I vividly remember when my writing muse awakened. I was a little girl, too young to have started school, curled up with my dad on our living room sofa. He had just finished reading aloud a children’s book about Osceola, the Seminole Indian chief who fought to keep a remnant of his tribe in Florida during the nineteenth century when most Native Americans were being forced west. I felt truly sad that the story had ended. More than forty years later, I can still recall the ache in my throat.
“The story’s gone,” I said.
“It’s not gone.” My dad put the book in my hands. “We could turn it around and start over at the beginning.”
As a blind child, I hadn’t clearly understood until that profound moment that books were permanent, that their magic could be enjoyed again and again. From that evening on, I felt a passionate call to write stories and save them up like treasures in books. Often during my school years, when I should have been solving math problems or studying spelling words, I was composing poetry or writing back cover material and title pages for novels I hoped to one day publish.
I was born in Chicago. But both of my parents grew up in Brighton, Colorado, a fairly small town north of Denver, and they missed their friends and families. They returned to Brighton before I could walk, and except for a few years away at college, I’ve lived in the same community all my life.
It can be difficult living in the town where you came of age, where you’ve nearly reached fifty and people still remember you as a giggling kid. But it gives me a sense of belonging, too, a sense of place. I’d made it no secret throughout my childhood that I intended to be an author someday, so everyone in town expected me to make the New York Times Bestseller List when I hit adulthood—or maybe I just believed they all expected that of me. Besides that, it took me time to gain enough confidence to speak my truth without worrying about what my friends and neighbors thought. It’s intimidating to be known on a first name basis by a lot of people, or at least to have them acquainted with your parents and grandparents. It takes growing into your adult self, your writer self, before you recognize your own voice when you hear it.
In junior high, I interviewed a local author as part of a school project. Her advice has stayed with me for 35 years.
“When you write, think of yourself as a bird building a nest,” she said. “Your life gives you the material for your stories. You take a twig from here, a tuft of grass from there, a bit of string from somewhere else. Keep living a life full of experiences so you never run out of building materials.”
I usually write fiction, so my characters and what happens to them are made up. But some of the experiences and most of the underlying emotions come from what I know, what I’ve lived through, like that bird making a nest.
My novel, “The Bright Side of Darkness,” began as a short story for a high school English class. The writing was amateur, as one would expect from a teenager, but I fell madly in love with the five tough-talking, risk-taking boys and the blind girl who refused to admit her own vulnerability. I put the story away in a scrapbook but never forgot about it.

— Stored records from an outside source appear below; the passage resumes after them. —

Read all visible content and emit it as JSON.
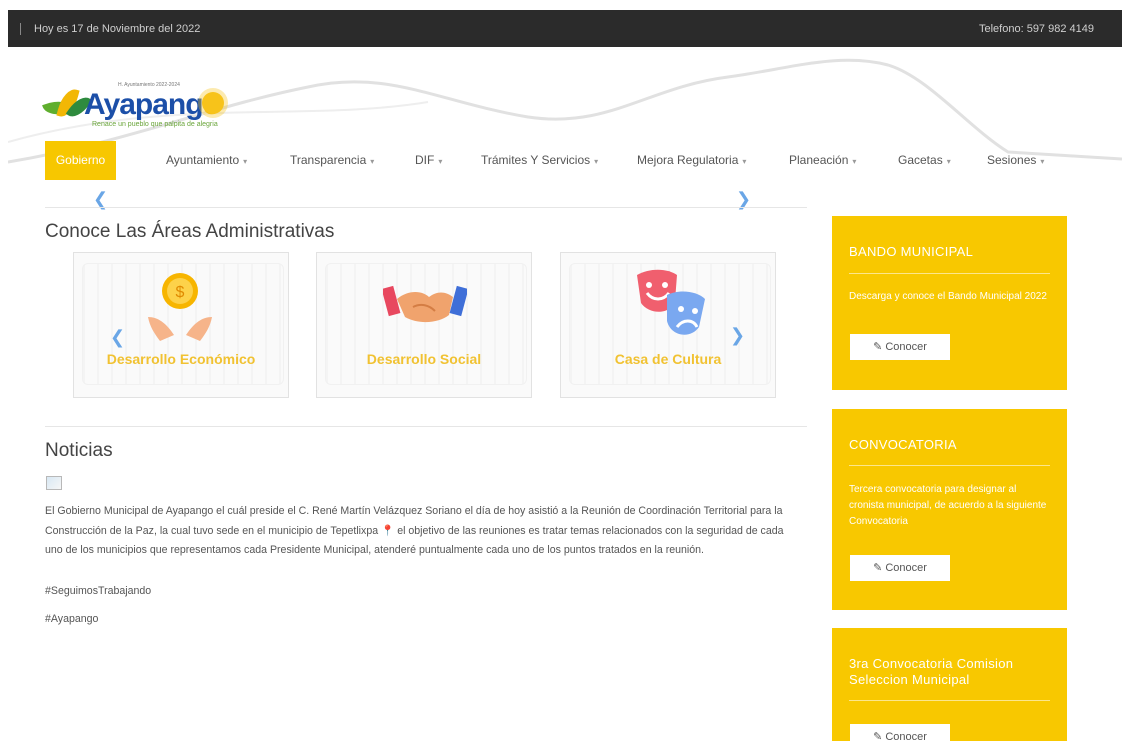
{
  "topbar": {
    "date": "Hoy es 17 de Noviembre del 2022",
    "phone": "Telefono: 597 982 4149"
  },
  "logo": {
    "name": "Ayapango",
    "name_a": "Ayapang",
    "name_o": "o",
    "tagline": "Renace un pueblo que palpita de alegria",
    "administration": "H. Ayuntamiento 2022-2024"
  },
  "nav": {
    "items": [
      {
        "label": "Gobierno",
        "caret": ""
      },
      {
        "label": "Ayuntamiento",
        "caret": "▾"
      },
      {
        "label": "Transparencia",
        "caret": "▾"
      },
      {
        "label": "DIF",
        "caret": "▾"
      },
      {
        "label": "Trámites Y Servicios",
        "caret": "▾"
      },
      {
        "label": "Mejora Regulatoria",
        "caret": "▾"
      },
      {
        "label": "Planeación",
        "caret": "▾"
      },
      {
        "label": "Gacetas",
        "caret": "▾"
      },
      {
        "label": "Sesiones",
        "caret": "▾"
      }
    ]
  },
  "areas": {
    "title": "Conoce Las Áreas Administrativas",
    "cards": [
      {
        "label": "Desarrollo Económico",
        "icon": "money-hands-icon"
      },
      {
        "label": "Desarrollo Social",
        "icon": "handshake-icon"
      },
      {
        "label": "Casa de Cultura",
        "icon": "theater-masks-icon"
      }
    ]
  },
  "news": {
    "title": "Noticias",
    "body": "El Gobierno Municipal de Ayapango el cuál preside el C. René Martín Velázquez Soriano el día de hoy asistió a la Reunión de Coordinación Territorial para la Construcción de la Paz, la cual tuvo sede en el municipio de Tepetlixpa 📍 el objetivo de las reuniones es tratar temas relacionados con la seguridad de cada uno de los municipios que representamos cada Presidente Municipal, atenderé puntualmente cada uno de los puntos tratados en la reunión.",
    "hashtag1": "#SeguimosTrabajando",
    "hashtag2": "#Ayapango"
  },
  "sidebar": {
    "boxes": [
      {
        "title": "BANDO MUNICIPAL",
        "text": "Descarga y conoce el Bando Municipal 2022",
        "button": "✎ Conocer"
      },
      {
        "title": "CONVOCATORIA",
        "text": "Tercera convocatoria para designar al cronista municipal, de acuerdo a la siguiente Convocatoria",
        "button": "✎ Conocer"
      },
      {
        "title": "3ra Convocatoria Comision Seleccion Municipal",
        "text": "",
        "button": "✎ Conocer"
      }
    ]
  },
  "colors": {
    "accent": "#f8c800",
    "topbar": "#2b2b2b",
    "arrow": "#6aa6e6",
    "card_label": "#f1c232"
  }
}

A few years later, when I needed to learn how to use a Word processor, I typed that story into a document so I’d have a large chunk of text to practice with. The writing embarrassed me some; it needed a lot of work. But I added and deleted text, moved paragraphs around, cut and pasted. And by the time I became proficient on the computer—a DOS machine with five-inch floppy disks and WordPerfect–the story had improved. From there, it took on a life of its own and grew into a novel.
I picked up my book and put it down several times over the next fifteen years as life happened, but my muse never left me for long. I honed my writing craft, participated in workshops and critique groups, took editing advice from many different people—there are no shortcuts. Then in 2014, my mom passed away suddenly in her late sixties. From the shock of that loss, I realized none of us know how long we will be fortunate enough to walk on this planet. I decided I better publish my book while I had the chance. I felt my message of mentoring, of how everyone can contribute to changing the world in a positive way, needed to be spread. So in June of 2015, I published my book on Amazon and Kindle. The audio version came out in October of that year. Making books available for readers unable to access the printed word is very important to me.
During the early years of my first marriage, my husband had fallen seriously ill with what would eventually be diagnosed as Lou Gehrig’s disease. Money was tight, to say the least. Since we were both home most of the time, our place became a hangout for kids and teens in our downtrodden neighborhood who needed snacks, homework help, Band-Aids for their skinned knees and air for their bike tires, and most of all, adult companionship and guidance. Those experiences in my twenties taught me that mentoring is a life-changing act in which we all can participate. All of my writing, whether it’s my novel, a short story, a blog post, an advocacy piece, or even a letter to an elected official, flows out of my deepest core values as a human being. I believe in living from a place of gratitude and putting love into tangible action.
To support my writing habit, I freelance as a braille textbook proofreader. My daughter, her dad and I share our home with my yellow Labrador guide dog, two cats, and a parakeet. I enjoy gardening in the summer and cooking and baking in the winter.
To see my guest blog posts about parenting in the dark,